● **INSTRUCTIONS FOR THE TASK**
Report back every line below that carries the word "Orange".

Top of RECORD EXTRACTS

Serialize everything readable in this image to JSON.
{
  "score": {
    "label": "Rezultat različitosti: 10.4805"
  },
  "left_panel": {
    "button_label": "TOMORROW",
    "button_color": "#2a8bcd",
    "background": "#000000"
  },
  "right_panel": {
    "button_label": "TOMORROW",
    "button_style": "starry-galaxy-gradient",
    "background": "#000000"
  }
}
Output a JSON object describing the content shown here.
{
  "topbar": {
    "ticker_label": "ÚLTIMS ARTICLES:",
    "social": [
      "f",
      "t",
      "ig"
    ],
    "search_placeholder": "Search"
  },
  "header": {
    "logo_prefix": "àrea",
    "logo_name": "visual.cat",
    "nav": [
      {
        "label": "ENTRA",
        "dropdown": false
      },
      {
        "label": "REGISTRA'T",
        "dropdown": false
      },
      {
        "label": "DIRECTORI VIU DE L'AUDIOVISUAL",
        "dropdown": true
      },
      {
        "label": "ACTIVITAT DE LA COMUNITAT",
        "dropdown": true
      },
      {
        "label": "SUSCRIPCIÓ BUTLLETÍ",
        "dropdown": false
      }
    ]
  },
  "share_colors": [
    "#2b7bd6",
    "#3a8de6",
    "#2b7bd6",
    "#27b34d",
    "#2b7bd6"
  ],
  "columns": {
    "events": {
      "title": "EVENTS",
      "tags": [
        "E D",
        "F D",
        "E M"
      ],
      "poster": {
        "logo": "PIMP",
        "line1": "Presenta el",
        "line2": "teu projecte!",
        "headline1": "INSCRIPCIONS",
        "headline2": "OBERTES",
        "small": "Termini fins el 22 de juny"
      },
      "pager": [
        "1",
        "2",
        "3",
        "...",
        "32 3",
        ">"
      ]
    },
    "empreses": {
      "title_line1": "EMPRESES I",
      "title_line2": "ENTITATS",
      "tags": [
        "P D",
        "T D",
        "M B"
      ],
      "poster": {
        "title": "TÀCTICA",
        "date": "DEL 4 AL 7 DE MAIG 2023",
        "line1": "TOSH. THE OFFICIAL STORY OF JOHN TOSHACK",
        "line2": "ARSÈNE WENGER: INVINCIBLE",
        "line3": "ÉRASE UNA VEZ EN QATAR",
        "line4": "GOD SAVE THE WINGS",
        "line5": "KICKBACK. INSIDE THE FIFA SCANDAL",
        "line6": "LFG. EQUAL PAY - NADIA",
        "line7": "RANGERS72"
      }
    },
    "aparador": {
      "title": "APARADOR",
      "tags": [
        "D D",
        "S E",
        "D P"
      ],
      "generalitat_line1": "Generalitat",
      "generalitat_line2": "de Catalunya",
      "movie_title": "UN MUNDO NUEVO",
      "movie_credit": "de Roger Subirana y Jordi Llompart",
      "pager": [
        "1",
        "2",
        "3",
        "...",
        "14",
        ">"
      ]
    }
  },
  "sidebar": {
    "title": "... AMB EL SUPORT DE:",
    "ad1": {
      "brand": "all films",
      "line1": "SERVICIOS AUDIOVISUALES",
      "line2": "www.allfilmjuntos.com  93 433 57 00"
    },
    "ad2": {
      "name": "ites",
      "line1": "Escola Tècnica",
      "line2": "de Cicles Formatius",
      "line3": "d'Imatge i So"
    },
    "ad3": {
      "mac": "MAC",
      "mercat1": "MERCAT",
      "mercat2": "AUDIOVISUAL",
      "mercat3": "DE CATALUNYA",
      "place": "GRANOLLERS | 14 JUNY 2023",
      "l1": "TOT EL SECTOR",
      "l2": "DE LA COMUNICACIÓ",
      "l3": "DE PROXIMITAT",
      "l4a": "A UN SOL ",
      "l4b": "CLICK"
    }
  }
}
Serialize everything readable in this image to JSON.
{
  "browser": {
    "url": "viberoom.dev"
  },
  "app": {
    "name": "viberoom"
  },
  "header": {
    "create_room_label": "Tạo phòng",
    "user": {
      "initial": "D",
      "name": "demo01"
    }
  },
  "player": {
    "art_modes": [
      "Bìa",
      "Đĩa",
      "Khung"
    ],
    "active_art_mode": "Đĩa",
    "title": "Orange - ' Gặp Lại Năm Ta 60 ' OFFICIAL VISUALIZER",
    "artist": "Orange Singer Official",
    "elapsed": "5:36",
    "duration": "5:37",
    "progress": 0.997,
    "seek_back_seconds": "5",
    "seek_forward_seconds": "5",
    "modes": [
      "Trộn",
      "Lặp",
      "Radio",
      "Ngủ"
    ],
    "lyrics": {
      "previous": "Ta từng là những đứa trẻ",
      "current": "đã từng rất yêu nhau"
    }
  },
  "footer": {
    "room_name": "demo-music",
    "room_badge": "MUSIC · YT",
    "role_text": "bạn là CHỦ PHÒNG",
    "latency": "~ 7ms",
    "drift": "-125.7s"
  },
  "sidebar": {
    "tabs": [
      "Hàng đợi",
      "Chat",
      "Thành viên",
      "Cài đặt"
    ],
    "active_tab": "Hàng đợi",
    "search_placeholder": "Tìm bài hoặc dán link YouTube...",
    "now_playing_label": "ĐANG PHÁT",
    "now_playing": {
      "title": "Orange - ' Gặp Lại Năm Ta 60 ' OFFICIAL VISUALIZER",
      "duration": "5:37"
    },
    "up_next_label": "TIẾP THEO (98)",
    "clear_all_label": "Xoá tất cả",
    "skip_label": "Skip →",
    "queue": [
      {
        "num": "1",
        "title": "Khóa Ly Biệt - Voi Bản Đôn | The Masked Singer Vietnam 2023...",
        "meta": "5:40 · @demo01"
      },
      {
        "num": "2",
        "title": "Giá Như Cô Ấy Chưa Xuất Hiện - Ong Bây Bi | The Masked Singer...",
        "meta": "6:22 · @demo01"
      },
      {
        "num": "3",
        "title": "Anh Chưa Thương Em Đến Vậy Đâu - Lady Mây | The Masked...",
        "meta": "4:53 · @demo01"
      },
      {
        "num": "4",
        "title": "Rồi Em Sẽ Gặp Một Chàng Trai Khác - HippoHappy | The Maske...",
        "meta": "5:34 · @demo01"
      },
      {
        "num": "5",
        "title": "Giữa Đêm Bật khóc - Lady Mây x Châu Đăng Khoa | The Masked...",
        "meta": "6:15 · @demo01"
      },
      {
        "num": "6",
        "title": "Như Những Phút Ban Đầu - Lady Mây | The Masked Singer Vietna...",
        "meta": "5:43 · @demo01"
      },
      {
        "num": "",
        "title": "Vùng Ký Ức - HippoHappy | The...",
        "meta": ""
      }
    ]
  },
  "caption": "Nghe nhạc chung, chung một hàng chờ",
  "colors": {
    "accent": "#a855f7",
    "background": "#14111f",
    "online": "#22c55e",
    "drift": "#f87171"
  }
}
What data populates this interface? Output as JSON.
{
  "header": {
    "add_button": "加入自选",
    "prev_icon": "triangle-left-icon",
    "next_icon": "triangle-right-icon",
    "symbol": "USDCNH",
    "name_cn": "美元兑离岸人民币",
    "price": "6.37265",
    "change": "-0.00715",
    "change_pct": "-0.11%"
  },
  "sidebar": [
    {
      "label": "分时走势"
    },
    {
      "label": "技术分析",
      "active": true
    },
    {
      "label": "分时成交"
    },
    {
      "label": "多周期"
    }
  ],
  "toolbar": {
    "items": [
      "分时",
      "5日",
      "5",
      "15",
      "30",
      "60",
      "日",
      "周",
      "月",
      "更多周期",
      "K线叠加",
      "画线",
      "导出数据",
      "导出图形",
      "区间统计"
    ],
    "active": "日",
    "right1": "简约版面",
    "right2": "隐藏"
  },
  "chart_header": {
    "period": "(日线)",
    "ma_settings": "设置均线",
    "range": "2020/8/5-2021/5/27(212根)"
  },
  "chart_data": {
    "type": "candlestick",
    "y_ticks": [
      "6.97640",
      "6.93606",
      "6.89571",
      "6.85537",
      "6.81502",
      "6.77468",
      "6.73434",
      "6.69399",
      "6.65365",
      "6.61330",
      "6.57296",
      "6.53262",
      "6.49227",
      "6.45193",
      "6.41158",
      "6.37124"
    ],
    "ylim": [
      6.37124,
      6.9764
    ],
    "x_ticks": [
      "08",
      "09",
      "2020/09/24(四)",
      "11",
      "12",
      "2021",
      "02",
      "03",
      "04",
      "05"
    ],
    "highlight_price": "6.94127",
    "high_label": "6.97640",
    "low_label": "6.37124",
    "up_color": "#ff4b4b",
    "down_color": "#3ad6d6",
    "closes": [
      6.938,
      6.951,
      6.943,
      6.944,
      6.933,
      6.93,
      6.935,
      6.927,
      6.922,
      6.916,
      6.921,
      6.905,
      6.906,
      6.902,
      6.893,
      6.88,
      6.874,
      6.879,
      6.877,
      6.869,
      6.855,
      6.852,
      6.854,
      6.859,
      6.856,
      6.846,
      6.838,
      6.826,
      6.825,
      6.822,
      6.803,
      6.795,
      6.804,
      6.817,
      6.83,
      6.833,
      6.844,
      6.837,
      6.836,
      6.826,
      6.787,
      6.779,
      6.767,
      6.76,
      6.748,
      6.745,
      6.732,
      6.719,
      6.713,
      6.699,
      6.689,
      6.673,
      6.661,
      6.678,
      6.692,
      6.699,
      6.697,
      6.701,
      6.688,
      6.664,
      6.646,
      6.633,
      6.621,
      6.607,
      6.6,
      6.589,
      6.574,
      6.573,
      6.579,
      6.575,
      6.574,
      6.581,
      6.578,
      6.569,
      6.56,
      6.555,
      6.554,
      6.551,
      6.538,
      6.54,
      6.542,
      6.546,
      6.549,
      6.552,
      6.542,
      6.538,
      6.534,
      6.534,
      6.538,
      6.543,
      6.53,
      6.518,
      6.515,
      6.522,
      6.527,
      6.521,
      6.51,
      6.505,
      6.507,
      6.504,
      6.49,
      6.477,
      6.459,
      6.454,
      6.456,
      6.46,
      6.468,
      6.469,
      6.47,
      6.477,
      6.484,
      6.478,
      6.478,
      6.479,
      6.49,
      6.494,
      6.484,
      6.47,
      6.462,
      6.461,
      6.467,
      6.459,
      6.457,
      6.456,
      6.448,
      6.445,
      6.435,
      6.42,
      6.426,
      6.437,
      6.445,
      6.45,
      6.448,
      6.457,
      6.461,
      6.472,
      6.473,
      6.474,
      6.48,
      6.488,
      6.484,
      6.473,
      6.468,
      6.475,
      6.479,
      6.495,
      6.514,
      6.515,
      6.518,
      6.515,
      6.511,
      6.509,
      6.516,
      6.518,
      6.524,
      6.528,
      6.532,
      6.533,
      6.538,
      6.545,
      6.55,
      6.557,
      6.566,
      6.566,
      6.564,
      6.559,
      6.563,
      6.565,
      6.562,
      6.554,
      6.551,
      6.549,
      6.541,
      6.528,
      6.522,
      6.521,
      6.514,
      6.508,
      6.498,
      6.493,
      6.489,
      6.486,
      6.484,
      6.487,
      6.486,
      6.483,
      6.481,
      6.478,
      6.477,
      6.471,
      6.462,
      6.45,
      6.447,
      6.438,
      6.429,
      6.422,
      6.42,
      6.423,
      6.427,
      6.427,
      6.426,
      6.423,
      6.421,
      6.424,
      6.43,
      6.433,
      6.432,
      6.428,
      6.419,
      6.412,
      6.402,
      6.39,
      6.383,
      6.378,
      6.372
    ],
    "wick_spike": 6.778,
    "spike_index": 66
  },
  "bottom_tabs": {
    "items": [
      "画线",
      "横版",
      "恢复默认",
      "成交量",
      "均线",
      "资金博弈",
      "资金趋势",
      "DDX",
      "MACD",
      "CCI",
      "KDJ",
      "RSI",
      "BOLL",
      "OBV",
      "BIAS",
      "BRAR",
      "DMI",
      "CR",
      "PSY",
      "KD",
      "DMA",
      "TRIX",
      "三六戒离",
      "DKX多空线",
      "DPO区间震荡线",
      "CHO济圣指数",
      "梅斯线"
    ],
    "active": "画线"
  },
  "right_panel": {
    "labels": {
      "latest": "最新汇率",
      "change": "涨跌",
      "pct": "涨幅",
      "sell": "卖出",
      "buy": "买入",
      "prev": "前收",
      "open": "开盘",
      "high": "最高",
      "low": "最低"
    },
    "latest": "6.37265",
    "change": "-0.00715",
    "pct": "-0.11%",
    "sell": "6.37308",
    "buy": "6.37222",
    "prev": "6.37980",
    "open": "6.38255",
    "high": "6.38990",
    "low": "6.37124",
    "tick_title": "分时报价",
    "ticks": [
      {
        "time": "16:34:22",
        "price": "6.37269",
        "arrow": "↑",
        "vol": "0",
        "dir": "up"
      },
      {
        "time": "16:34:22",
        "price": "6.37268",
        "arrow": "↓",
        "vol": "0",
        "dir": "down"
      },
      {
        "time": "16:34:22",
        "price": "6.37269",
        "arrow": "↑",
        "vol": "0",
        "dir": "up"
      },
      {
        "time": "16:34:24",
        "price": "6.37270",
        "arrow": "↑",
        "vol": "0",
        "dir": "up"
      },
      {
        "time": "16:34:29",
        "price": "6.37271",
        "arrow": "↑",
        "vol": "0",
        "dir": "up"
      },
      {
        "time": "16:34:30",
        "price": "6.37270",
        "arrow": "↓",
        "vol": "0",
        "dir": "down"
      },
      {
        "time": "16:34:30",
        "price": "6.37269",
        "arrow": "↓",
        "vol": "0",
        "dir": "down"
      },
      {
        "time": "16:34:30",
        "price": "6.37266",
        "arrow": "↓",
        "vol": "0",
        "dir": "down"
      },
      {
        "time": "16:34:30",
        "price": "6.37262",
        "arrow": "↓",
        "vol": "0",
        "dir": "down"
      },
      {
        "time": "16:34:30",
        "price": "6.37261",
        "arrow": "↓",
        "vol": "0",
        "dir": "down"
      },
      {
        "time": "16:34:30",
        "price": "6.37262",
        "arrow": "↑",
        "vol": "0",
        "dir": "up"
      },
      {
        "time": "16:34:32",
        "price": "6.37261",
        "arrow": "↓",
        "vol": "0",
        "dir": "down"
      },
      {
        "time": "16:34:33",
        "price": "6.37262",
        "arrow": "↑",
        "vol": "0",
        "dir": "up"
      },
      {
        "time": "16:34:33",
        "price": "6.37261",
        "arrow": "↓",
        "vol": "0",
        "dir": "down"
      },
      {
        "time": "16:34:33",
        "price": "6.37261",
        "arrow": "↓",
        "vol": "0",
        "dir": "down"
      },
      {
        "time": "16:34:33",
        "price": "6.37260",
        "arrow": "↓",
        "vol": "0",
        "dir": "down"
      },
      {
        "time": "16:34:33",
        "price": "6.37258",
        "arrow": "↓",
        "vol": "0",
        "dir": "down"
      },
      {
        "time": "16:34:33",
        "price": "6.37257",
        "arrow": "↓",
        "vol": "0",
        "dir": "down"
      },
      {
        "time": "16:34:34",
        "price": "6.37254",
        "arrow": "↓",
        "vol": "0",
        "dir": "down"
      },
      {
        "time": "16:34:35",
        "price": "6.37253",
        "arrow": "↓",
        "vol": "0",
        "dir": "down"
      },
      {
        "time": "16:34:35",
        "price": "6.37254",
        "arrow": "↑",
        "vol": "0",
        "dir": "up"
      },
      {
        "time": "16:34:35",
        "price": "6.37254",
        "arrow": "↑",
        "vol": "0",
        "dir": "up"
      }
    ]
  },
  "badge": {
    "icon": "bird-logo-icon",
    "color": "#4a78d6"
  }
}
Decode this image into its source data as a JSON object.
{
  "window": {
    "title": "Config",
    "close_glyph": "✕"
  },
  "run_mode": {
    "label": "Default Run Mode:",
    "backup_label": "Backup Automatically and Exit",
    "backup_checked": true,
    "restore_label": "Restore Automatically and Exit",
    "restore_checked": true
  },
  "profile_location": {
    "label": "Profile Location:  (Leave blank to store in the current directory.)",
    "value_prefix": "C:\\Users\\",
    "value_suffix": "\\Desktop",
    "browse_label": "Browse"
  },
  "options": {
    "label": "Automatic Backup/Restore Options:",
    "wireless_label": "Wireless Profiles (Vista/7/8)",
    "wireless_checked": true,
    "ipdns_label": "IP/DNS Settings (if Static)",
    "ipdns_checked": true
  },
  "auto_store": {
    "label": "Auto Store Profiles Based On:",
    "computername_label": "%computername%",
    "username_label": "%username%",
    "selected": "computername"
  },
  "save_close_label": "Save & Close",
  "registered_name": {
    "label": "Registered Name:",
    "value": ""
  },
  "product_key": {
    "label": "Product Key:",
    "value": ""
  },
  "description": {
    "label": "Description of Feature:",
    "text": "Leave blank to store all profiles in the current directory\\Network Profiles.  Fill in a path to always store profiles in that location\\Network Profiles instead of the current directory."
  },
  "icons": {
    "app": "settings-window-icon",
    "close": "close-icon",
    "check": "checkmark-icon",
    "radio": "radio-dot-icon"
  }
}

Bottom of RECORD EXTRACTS

● **OUTPUT FOR THIS EXERCISE**
    "title": "Orange - ' Gặp Lại Năm Ta 60 ' OFFICIAL VISUALIZER",
    "artist": "Orange Singer Official",
      "title": "Orange - ' Gặp Lại Năm Ta 60 ' OFFICIAL VISUALIZER",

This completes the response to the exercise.